arrowroot biscuits. 'Arrowroot Is injurious to the baby's stomach,' said Mr.
Arnott 'The biscuit has been given merely a trade name. Now, the shredded wheat
biscuit describes exactly what It Is. It the essentials of the grain plus that
contains the whole of the wheat— all roughage which Is so essential to healthy
digestion.' The mention of wheat prompted a remark from Mr. Arnott that he did
not like to see it selling at so low a price. He liked everybody to be doing
well, he said. For some to be doing badly, simply started a vicious circle. But
things were not too bad now — not depressed. Times were nor mal, not
supernormal. These were not boom times, nor had they a right to expect boom
times yet ; they would be a long time coming, he thought.
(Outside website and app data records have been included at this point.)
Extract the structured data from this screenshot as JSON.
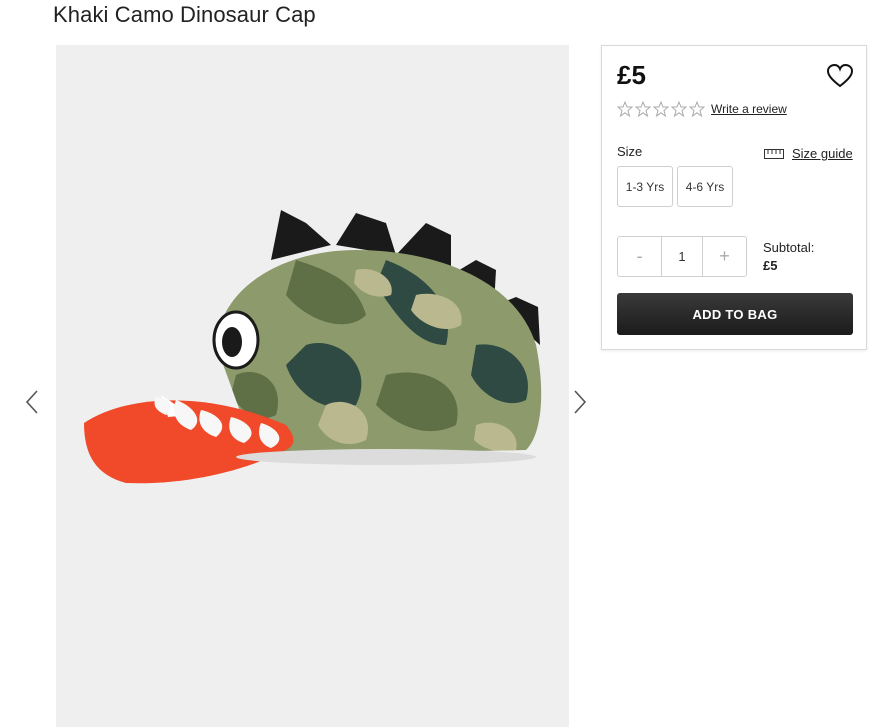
{
  "product": {
    "title": "Khaki Camo Dinosaur Cap",
    "price": "£5",
    "rating_stars": 5,
    "write_review_label": "Write a review"
  },
  "size": {
    "label": "Size",
    "guide_label": "Size guide",
    "options": [
      "1-3 Yrs",
      "4-6 Yrs"
    ]
  },
  "quantity": {
    "minus_label": "-",
    "value": "1",
    "plus_label": "+"
  },
  "subtotal": {
    "label": "Subtotal:",
    "value": "£5"
  },
  "actions": {
    "add_to_bag_label": "ADD TO BAG"
  },
  "gallery": {
    "prev_icon": "chevron-left-icon",
    "next_icon": "chevron-right-icon"
  },
  "colors": {
    "camo_light": "#8d9a6c",
    "camo_mid": "#5f6f46",
    "camo_dark": "#2f4a43",
    "brim": "#f04a2a",
    "button_bg": "#222222"
  }
}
But why should we not
be absolutely content with the normal for a while 7 Alterations in the tariff
had not assisted his firm, said Mr. Arnott they had stood on their own legs for
60 or 70 years, and did not fear foreign competition. On the contrary
his firm was Invading foreign markets—Japan, China, the Malay States, Java,
Egypt and all parts of Polynesia. The factory makes 115 standard lines
of biscuits, he said, and produces one new brand on the average once a month.
The main part of the machinery used in their manufacture still came from
England, but all additions and repairs were executed In Australia. 'And, think
of the vast quantities of Australian raw materials that go into the production
of those 10 000 tons of biscuits,' exclaimed Mr. Arnott 'And think of the vast
quantity of Queensland sugar that is melted into them. I'm glad to be in the
land where It grows. Mr. Arnott went on to Cairns by the Canberra. He returns to
Townsville by the vessel and goes by train to Rockhampton, and back
ARNOTT'S BISCUITS. (1933, March 21). Townsville Daily Bulletin (Qld. : 1885 - 1954), p. 4. Retrieved from http://nla.gov.au/nla.news-article61379594